PROF. ALBERTO ZAMBENDETTI is Assistant Professor of Italian and Cinema Studies at the University of Toronto. His scholarship focuses on questions of human mobility (from migration to tourism) in Italian cinema and on the relation between film and urban environments.
The RLGSA (RL Graduate Student Association) is hosting Cristina Moreiras-Menor this week. On March 14th, she will offer a lecture on the film “Biutiful” entitled “Death, Afterlife and the Question of Existence” in 115 Lawrence Hall at 3:30pm.
On Thursday, March 15: Workshop with students and faculty from 10:00 to 11:30 at EMU 230.

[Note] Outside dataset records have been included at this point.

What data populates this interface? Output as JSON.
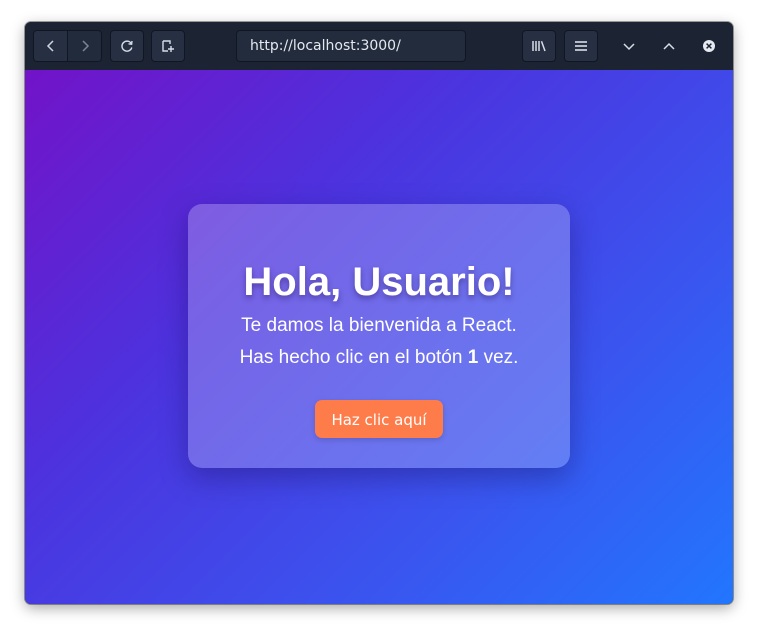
{
  "browser": {
    "url": "http://localhost:3000/"
  },
  "page": {
    "heading": "Hola, Usuario!",
    "welcome": "Te damos la bienvenida a React.",
    "clicks_prefix": "Has hecho clic en el botón ",
    "click_count": "1",
    "clicks_suffix": " vez.",
    "button_label": "Haz clic aquí"
  },
  "colors": {
    "toolbar_bg": "#1c2433",
    "gradient_start": "#7213c8",
    "gradient_end": "#2276fe",
    "button_bg": "#fd7c4a"
  },
  "icons": [
    "back-icon",
    "forward-icon",
    "reload-icon",
    "new-tab-icon",
    "library-icon",
    "menu-icon",
    "minimize-icon",
    "maximize-icon",
    "close-icon"
  ]
}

Moreiras-Menor the author of Cultura herida: literatura y cine en la España democrática (Ediciones Libertarias, 2002) and La estela del tiempo: Imagen e historicidad en el cine español contemporáneo (Iberoamericna/Vervuert, 2011). She has also published extensively on authors and filmmakers such as Teresa de Jesús, Rosalía de Castro, Leopoldo ‘Alas’ Clarín, Miguel de Unamuno, Juan Goytisolo, Xosé Luis Méndez Ferrín, Ana Rossetti, Manuel Vazquez Montalbán, Luis Buñuel, Álex de la Iglesia, Mario Camus (among many others), as well on topics such as violence and memory, violence and the state, critical regionalism, the Spanish Civil War, the Francoist Dictatorship, and the Transition to Democracy.